Britons have been displaced out of work or into zero contract jobs at the same time as the introduction of what some would call a callous welfare administration – not to mention general austerity measures. All the while, real income remains deflated thanks to a combination of factors. Even if an inflation rate is kept to a target, as the Government may be able to boast, it still produces a negative effect on prices if wages are not kept in line. This is certainly the case, and undoubtedly related to EU immigration (the Labour leader thought it was advantageous to admit to the relationship in 2011, but generally the corporate-media, which is full of types that want to see Britain fundamentally altered, doesn’t like to acknowledge this particular reality). Unemployment that is measured in terms of how many job vacancies are filled will always paint a rosy picture if many of those jobs are part time, and there is a glut of labour from other countries to fill the positions. However, the laws of the universe, let alone economics, dictate that when there is a surfeit of one thing, then it is not as valuable as when there is a deficit.
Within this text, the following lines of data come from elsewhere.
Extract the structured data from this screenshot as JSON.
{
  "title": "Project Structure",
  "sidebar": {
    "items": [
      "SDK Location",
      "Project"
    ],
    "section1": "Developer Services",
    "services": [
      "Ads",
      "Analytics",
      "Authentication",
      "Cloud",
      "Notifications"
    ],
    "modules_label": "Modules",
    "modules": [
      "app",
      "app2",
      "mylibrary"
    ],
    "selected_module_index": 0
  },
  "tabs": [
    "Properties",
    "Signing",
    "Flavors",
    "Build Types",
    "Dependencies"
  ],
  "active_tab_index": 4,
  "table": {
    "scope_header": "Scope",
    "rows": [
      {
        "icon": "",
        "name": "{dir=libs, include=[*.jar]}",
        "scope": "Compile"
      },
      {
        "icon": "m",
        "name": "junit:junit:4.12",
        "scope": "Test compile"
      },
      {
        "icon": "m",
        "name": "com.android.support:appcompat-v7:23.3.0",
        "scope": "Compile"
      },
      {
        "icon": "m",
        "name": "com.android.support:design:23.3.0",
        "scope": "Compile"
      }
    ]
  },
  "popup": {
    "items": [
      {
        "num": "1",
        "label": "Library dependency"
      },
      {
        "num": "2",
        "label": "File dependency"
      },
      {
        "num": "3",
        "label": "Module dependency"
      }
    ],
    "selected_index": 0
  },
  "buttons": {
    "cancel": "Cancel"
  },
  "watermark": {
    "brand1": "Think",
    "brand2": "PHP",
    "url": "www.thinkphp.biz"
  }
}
Cynically, Tesco has tried to capitalise on what are the real signatures of the parlous state of the British economy, and since 2012, has been involved in a scheme which appears, in the context of its year-on-year failure, as an attempt to access and make good from what is surely the growing charity-industry of food banks. Not only is there much money in good causes, but grabbing a stake in this one must be for Tesco about recouping lost business. Customers are encouraged, in store, to make donations to food banks, which, in the corporate cold light of day, is a marketing ploy to create sales. But such is the out-in-the-open brazen and bold-faced chutzpah of corporate outfits such as Tesco. The sudden appearance in the UK of a wide spread need for free food is something that Tesco, in its advocacy of the invasion of the UK, has had a hand in creating. Thus Tesco has received the bill for its treachery, but still expects its oblivious and deceived customers to pay for it.